• Page and application data records:

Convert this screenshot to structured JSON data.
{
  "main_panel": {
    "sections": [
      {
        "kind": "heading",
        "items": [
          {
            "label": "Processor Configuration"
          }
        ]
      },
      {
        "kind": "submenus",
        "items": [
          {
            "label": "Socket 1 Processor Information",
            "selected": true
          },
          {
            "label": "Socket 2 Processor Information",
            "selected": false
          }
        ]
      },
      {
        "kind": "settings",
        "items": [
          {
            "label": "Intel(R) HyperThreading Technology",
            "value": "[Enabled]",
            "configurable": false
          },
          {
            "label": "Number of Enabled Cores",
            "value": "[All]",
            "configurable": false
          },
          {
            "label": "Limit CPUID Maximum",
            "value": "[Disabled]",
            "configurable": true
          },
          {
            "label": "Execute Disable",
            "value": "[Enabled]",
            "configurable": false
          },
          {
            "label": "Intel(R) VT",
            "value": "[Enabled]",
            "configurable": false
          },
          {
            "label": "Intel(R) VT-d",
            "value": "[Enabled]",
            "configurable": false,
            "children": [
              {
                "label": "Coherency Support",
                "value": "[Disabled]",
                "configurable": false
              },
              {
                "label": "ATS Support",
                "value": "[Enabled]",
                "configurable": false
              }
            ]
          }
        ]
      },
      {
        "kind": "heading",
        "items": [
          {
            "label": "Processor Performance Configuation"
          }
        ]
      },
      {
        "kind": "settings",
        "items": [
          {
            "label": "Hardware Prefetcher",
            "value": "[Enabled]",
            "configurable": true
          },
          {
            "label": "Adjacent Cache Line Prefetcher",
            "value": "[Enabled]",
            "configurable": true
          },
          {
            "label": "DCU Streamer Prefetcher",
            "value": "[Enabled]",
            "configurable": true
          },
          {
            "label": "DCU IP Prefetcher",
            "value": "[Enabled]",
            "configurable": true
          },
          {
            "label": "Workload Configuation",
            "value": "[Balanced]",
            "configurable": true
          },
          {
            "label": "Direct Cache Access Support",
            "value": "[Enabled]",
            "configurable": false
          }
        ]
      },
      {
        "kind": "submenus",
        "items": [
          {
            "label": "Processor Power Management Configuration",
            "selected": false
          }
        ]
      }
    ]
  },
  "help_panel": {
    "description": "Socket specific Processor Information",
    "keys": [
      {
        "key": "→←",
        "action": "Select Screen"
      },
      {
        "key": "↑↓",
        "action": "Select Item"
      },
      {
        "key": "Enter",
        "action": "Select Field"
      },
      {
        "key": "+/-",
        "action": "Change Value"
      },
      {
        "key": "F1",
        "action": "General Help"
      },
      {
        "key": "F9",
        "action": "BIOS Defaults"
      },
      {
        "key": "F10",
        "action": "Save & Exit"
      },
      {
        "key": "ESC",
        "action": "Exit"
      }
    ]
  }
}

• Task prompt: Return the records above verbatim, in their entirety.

• Output for this exercise:
Convert this screenshot to structured JSON data.
{
  "main_panel": {
    "sections": [
      {
        "kind": "heading",
        "items": [
          {
            "label": "Processor Configuration"
          }
        ]
      },
      {
        "kind": "submenus",
        "items": [
          {
            "label": "Socket 1 Processor Information",
            "selected": true
          },
          {
            "label": "Socket 2 Processor Information",
            "selected": false
          }
        ]
      },
      {
        "kind": "settings",
        "items": [
          {
            "label": "Intel(R) HyperThreading Technology",
            "value": "[Enabled]",
            "configurable": false
          },
          {
            "label": "Number of Enabled Cores",
            "value": "[All]",
            "configurable": false
          },
          {
            "label": "Limit CPUID Maximum",
            "value": "[Disabled]",
            "configurable": true
          },
          {
            "label": "Execute Disable",
            "value": "[Enabled]",
            "configurable": false
          },
          {
            "label": "Intel(R) VT",
            "value": "[Enabled]",
            "configurable": false
          },
          {
            "label": "Intel(R) VT-d",
            "value": "[Enabled]",
            "configurable": false,
            "children": [
              {
                "label": "Coherency Support",
                "value": "[Disabled]",
                "configurable": false
              },
              {
                "label": "ATS Support",
                "value": "[Enabled]",
                "configurable": false
              }
            ]
          }
        ]
      },
      {
        "kind": "heading",
        "items": [
          {
            "label": "Processor Performance Configuation"
          }
        ]
      },
      {
        "kind": "settings",
        "items": [
          {
            "label": "Hardware Prefetcher",
            "value": "[Enabled]",
            "configurable": true
          },
          {
            "label": "Adjacent Cache Line Prefetcher",
            "value": "[Enabled]",
            "configurable": true
          },
          {
            "label": "DCU Streamer Prefetcher",
            "value": "[Enabled]",
            "configurable": true
          },
          {
            "label": "DCU IP Prefetcher",
            "value": "[Enabled]",
            "configurable": true
          },
          {
            "label": "Workload Configuation",
            "value": "[Balanced]",
            "configurable": true
          },
          {
            "label": "Direct Cache Access Support",
            "value": "[Enabled]",
            "configurable": false
          }
        ]
      },
      {
        "kind": "submenus",
        "items": [
          {
            "label": "Processor Power Management Configuration",
            "selected": false
          }
        ]
      }
    ]
  },
  "help_panel": {
    "description": "Socket specific Processor Information",
    "keys": [
      {
        "key": "→←",
        "action": "Select Screen"
      },
      {
        "key": "↑↓",
        "action": "Select Item"
      },
      {
        "key": "Enter",
        "action": "Select Field"
      },
      {
        "key": "+/-",
        "action": "Change Value"
      },
      {
        "key": "F1",
        "action": "General Help"
      },
      {
        "key": "F9",
        "action": "BIOS Defaults"
      },
      {
        "key": "F10",
        "action": "Save & Exit"
      },
      {
        "key": "ESC",
        "action": "Exit"
      }
    ]
  }
}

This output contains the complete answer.